In light of the latest U.S. Supreme Court ruling that found New York state’s “proper cause” requirement for a concealed weapons permit to be unconstitutional, pro-Second Amendment groups are seeking to block a similar permit regulation in New York City, which they say “is just as bad if not worse.”
The Second Amendment Foundation (SAF), along with the Firearms Policy Coalition and five private citizens, on June 29 filed a motion in a federal trial court in New York City. They asked the court to stop the city from enforcing its own “proper cause” rule, which was established in the early 20th century, following the same logic of the newly invalidated state law.
“In light of the Supreme Court’s ruling that New York State’s ‘good cause’ mandate is unconstitutional, we felt compelled to file this action because the city’s ‘proper cause’ requirement is just as bad if not worse,” said SAF founder and Executive Vice President Alan M. Gottlieb in a press release.
“Two of our plaintiffs previously held carry licenses in New York City for decades, but in 2020, both were denied renewal on the grounds they lacked ‘proper cause,'” Gottlieb said, arguing that it would be an “insult” to the nation’s highest court if the city were to allow the unconstitutional rule to live on.
“The City adopted this restrictive and completely arbitrary regulation more than a hundred years ago,” Gottlieb said. “And we should not have to drag the city kicking and screaming into the 21st Century, and into compliance with the Second Amendment and the recent Supreme Court ruling.”
In a 6–3 decision, penned by Justice Clarence Thomas, the Supreme Court ruled it unconstitutional for New York state to demand concealed weapons permit applicants to justify their need. Specifically, the court’s conservative majority held that this rule violates the Constitution by preventing “law-abiding citizens with ordinary self-defense needs from exercising their Second Amendment right to keep and bear arms in public for self-defense.”
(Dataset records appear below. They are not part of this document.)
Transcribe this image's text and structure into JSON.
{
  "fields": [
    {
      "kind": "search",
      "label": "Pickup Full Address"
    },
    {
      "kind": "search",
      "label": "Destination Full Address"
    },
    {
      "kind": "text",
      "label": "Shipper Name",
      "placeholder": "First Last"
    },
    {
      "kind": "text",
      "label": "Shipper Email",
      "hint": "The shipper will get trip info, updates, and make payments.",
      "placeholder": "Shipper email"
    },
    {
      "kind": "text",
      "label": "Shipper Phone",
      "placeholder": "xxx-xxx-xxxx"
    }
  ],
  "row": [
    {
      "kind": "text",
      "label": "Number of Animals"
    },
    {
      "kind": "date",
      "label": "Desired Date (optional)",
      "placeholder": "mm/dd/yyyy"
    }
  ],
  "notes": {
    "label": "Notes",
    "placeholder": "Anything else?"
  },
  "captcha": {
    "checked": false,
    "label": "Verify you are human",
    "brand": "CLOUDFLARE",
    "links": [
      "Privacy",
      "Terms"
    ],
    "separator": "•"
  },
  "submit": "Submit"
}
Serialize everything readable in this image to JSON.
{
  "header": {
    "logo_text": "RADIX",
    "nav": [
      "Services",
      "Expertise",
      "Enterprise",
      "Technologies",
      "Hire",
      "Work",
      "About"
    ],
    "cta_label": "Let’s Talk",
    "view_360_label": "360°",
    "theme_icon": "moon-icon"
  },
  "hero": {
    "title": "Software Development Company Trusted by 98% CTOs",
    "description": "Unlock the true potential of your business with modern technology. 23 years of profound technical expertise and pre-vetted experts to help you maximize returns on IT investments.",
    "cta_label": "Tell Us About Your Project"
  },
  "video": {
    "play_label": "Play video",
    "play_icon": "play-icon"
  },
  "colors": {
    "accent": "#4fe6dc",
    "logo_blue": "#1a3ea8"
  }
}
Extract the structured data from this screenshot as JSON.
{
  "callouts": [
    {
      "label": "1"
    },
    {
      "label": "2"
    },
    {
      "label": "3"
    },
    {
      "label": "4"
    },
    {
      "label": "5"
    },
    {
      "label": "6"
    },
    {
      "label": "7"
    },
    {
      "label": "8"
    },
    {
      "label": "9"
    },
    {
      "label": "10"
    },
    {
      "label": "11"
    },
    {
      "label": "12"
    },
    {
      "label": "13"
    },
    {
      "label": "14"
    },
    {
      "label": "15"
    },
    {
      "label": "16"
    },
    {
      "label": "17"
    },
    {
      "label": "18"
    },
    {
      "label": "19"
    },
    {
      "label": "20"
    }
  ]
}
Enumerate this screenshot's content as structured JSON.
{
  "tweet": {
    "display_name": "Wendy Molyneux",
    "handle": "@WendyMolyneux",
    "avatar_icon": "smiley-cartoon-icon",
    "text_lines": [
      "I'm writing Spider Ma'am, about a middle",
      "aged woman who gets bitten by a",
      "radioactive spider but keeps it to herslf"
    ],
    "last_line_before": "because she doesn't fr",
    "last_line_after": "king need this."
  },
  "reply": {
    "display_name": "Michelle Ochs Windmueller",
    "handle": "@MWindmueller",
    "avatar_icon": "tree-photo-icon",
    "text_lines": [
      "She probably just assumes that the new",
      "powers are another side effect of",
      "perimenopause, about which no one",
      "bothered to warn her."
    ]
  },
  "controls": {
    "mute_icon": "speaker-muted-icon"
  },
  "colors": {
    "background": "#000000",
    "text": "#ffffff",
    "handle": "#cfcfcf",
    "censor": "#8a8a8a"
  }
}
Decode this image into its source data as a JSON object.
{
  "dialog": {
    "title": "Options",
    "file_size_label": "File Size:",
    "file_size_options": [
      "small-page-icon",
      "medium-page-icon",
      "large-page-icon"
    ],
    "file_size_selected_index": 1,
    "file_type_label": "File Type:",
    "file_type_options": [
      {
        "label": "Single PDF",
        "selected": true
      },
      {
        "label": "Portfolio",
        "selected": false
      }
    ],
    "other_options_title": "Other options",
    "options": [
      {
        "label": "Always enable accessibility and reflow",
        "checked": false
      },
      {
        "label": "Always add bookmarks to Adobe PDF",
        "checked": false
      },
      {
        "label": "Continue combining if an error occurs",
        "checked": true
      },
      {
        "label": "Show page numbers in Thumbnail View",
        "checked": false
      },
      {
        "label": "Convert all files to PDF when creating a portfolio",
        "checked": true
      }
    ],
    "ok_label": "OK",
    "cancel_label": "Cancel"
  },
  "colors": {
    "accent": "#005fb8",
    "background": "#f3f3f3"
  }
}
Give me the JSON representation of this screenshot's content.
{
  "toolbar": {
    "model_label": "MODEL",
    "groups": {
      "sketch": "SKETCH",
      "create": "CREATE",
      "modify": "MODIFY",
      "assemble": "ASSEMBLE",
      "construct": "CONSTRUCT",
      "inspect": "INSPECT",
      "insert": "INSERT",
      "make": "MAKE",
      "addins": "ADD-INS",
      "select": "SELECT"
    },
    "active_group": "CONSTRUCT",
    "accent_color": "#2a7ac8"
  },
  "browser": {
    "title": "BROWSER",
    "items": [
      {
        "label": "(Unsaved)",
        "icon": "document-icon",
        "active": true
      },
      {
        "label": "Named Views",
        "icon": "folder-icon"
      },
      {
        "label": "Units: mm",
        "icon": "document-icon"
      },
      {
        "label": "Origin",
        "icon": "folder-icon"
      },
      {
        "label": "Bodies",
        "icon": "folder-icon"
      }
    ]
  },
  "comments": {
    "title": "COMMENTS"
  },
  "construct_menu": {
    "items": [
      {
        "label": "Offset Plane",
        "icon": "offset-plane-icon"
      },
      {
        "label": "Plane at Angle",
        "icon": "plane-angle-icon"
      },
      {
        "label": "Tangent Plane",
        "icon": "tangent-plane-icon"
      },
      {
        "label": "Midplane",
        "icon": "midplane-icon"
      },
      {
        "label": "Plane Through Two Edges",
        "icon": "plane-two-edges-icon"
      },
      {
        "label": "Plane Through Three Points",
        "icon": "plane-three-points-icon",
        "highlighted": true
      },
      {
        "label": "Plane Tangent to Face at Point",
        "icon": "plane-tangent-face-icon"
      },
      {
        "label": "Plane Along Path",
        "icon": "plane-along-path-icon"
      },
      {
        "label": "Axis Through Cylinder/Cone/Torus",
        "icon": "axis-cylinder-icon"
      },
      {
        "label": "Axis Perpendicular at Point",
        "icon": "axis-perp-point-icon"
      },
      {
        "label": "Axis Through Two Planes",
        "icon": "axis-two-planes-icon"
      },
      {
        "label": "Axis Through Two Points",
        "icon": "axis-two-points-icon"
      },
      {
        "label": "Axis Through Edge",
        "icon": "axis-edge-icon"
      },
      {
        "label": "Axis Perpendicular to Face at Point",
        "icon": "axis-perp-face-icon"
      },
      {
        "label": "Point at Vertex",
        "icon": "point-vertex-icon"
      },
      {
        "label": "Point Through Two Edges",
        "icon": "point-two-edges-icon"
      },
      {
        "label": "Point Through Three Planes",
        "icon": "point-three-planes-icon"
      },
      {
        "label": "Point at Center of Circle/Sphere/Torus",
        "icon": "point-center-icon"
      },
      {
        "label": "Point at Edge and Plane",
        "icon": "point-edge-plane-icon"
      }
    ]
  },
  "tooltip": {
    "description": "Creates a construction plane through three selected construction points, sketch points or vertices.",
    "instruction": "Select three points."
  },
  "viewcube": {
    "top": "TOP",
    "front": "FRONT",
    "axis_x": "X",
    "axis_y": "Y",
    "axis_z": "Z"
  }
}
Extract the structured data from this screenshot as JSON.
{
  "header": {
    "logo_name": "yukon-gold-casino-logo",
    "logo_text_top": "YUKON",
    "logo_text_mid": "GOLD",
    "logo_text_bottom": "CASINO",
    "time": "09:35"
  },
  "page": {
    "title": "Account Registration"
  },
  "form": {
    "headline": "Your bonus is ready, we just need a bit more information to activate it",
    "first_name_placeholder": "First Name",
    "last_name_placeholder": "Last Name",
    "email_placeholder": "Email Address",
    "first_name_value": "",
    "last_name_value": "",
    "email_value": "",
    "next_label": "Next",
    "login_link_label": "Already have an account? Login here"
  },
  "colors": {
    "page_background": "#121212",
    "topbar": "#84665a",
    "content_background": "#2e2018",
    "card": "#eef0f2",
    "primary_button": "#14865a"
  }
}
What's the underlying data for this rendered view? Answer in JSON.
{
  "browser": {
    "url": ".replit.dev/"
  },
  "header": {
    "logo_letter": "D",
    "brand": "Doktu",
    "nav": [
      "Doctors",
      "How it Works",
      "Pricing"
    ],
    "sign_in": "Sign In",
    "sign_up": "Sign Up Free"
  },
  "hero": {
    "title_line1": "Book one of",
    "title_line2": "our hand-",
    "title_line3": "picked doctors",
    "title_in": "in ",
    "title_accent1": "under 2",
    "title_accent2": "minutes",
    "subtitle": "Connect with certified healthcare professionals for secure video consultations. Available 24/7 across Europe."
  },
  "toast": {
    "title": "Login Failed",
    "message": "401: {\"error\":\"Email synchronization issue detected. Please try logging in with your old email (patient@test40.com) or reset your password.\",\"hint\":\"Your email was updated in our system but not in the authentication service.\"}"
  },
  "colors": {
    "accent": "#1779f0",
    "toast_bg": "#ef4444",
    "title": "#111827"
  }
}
At least two states, namely California and New Jersey, have scrambled to react to the June 23 decision by telling law enforcement agencies to cease applying “proper cause” or “good cause” rules.
“It is the Attorney General’s view that the court’s decision renders California’s ‘good cause’ standard to secure a permit to carry a concealed weapon in most public places unconstitutional,” wrote California Attorney General Rob Bonta in a June 24 legal alert. “Permitting agencies may no longer require a demonstration of ‘good cause.'”
A similar directive came from New Jersey’s Acting Attorney General Matthew Platkin, who wrote that “the Supreme Court decision prevents New Jersey from continuing to require a demonstration of justifiable need in order to carry a handgun.” In New Jersey, concealed carry permits are rarely issued to ordinary citizens because they’re required to prove they have an urgent need based on a special danger to their life.
In New York, however, Gov. Kathy Hochul and New York City Mayor Eric Adams have shown little willingness to back off on gun policies.
Hochul, who on June 6 signed 10 Democrat-backed gun control bills into law, called for a special session of the Legislature “where we will explore a wide range of legislative options that will keep us in compliance with this ruling.” The session was scheduled to take place on June 30.
Meanwhile, Adams claimed the ruling “will put New Yorkers at further risk of gun violence,” adding that city hall will “continue to do everything possible to work with our federal, state, and local partners to protect our city.”
“Those efforts will include a comprehensive review of our approach to defining ‘sensitive locations’ where carrying a gun is banned, and reviewing our application process to ensure that only those who are fully qualified can obtain a carry license,” Adams said. “We will work together to mitigate the risks this decision will create once it is implemented, as we cannot allow New York to become the Wild West.”